### SOURCE INFORMATION
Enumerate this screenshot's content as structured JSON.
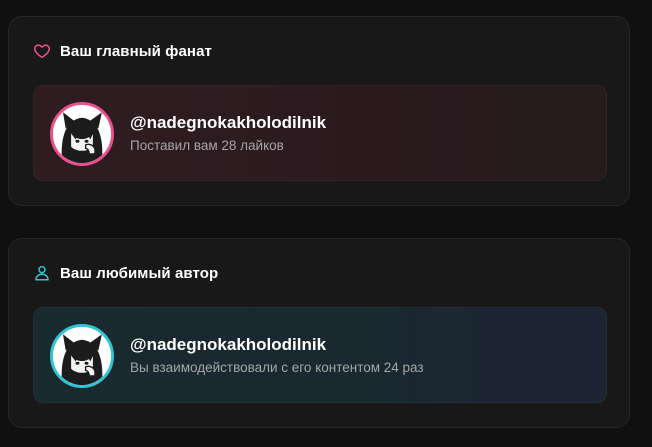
{
  "fan_card": {
    "title": "Ваш главный фанат",
    "icon": "heart-icon",
    "accent": "#ea4f8e",
    "username": "@nadegnokakholodilnik",
    "subtext": "Поставил вам 28 лайков"
  },
  "author_card": {
    "title": "Ваш любимый автор",
    "icon": "user-icon",
    "accent": "#33c3d6",
    "username": "@nadegnokakholodilnik",
    "subtext": "Вы взаимодействовали с его контентом 24 раз"
  }
}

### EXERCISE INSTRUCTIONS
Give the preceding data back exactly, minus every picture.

### RESULT OF THIS TASK
Enumerate this screenshot's content as structured JSON.
{
  "fan_card": {
    "title": "Ваш главный фанат",
    "icon": "heart-icon",
    "accent": "#ea4f8e",
    "username": "@nadegnokakholodilnik",
    "subtext": "Поставил вам 28 лайков"
  },
  "author_card": {
    "title": "Ваш любимый автор",
    "icon": "user-icon",
    "accent": "#33c3d6",
    "username": "@nadegnokakholodilnik",
    "subtext": "Вы взаимодействовали с его контентом 24 раз"
  }
}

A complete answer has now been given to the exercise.